Another day, another scary approach to foreign policy from the Orange Cheeto. Joe Scarborough talks with Richard Haas about whether Iran had anything to do with the drone attacks on Saudia Arabian oil fields -- as now being stated by Mike Pompeo and Trump on Twitter. And to make it even worse, Trump is going to take Saudi Arabia's word for it!
"As I was checking my notifications, my question was, does Yemen really have the capability to strike the Saudis' two most important oil facilities from that distance? First of all, I find that hard to believe. At the same time, Richard, give us your insights. Would Iran really be so brazen? Would Iran really be so reckless? A country that survived since 1979 that actually launched attacks on these refineries, knowing that they could expect the same in return if they did?"
"The fog of war is particularly thick this morning," Haas said.
"The Houtsis have certain capabilities, largely supplied by Iran, and one way to think of this is, this could be revenge against Saudi Arabia because of its policy in Yemen. It's high level bombing that caused all sorts of civilian casualties, years of civil war there. That's one potential context.
"The other is, the United States has been carrying out economic warfare against Iran. and this could be Iran retaliating. And Iran wouldn't do it directly, most likely. Traditionally, when they want to act, they do it behind someone, usually behind some militia. They hide their hand. Right now, I've seen reports this could be drones, cruise missiles or ballistic missiles. I have seen the idea it could have come out of Yemen, out of Iraq, a militia there or out of Iran itself. So the answer is, it's really unclear," he said.
"And the administration hasn't helped. Their comments, as you suggest, have been all over the place. They talk about we know the culprit. The secretary of state blames Iran. My own sense is, Iran likely had a role but exactly what is unclear. They (Trump and Pompeo) seem to be quite forward on their skis. The comment you referred to, this deference to Saudi Arabia is bizarre, to say the least. And then our options, once we learn about it, aren't great. If it's Yemen driven, what are we going to do there? We don't want to get involved any more than we are in the civil war. Arguably, we want to dial it down. If Iran is involved, we're carrying out economic warfare. So what's left? And if we retaliate militarily, nobody thinks it would stop there."
"How reckless that you have the secretary of state and the president both already blaming Iran and the president saying we're 'locked and loaded. If we get confirmation from Saudi Arabia then we're going to --' they seem to suggest, seem to suggest they're going to then strike Iran. I just wonder if this, like you said, there's the fog of war. If you look through the fog, it doesn't look like the (Gulf of Tonkin), if something actually happens from this, it looks like they're looking for an excuse to go to war with Iran," Scarborough said.

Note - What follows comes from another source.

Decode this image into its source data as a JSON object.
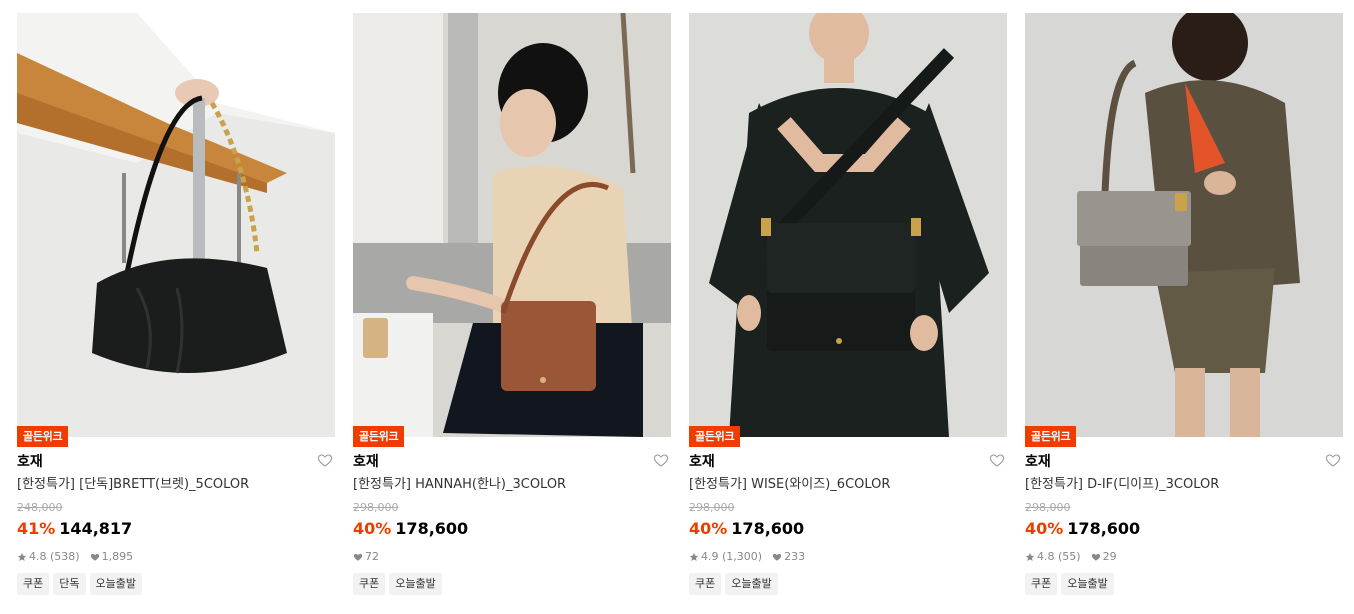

"Some may be. But on the other hand, the entire Trump presidency has been premised on the idea of winding down wars. He uses the phrase 'fire and fury, locked and loaded' but the last I checked, Joe, other than shooting a couple of cruise missiles in Syria, we essentially have eschewed military action. And again, even if we were to use military force against Iran, I don't know anybody in the business who thinks that's the beginning and end of it. You have Iranian militias who can do all sorts of things, Iran itself can do things. This has already taken, what, 6% of the world's oil off the market.
"One can imagine this growing, Saudi Arabia is congenitally vulnerable, and not only do you have the fog of war, to be perfectly blunt, you have the fog of American foreign policy."
Yep. That's what's so frightening.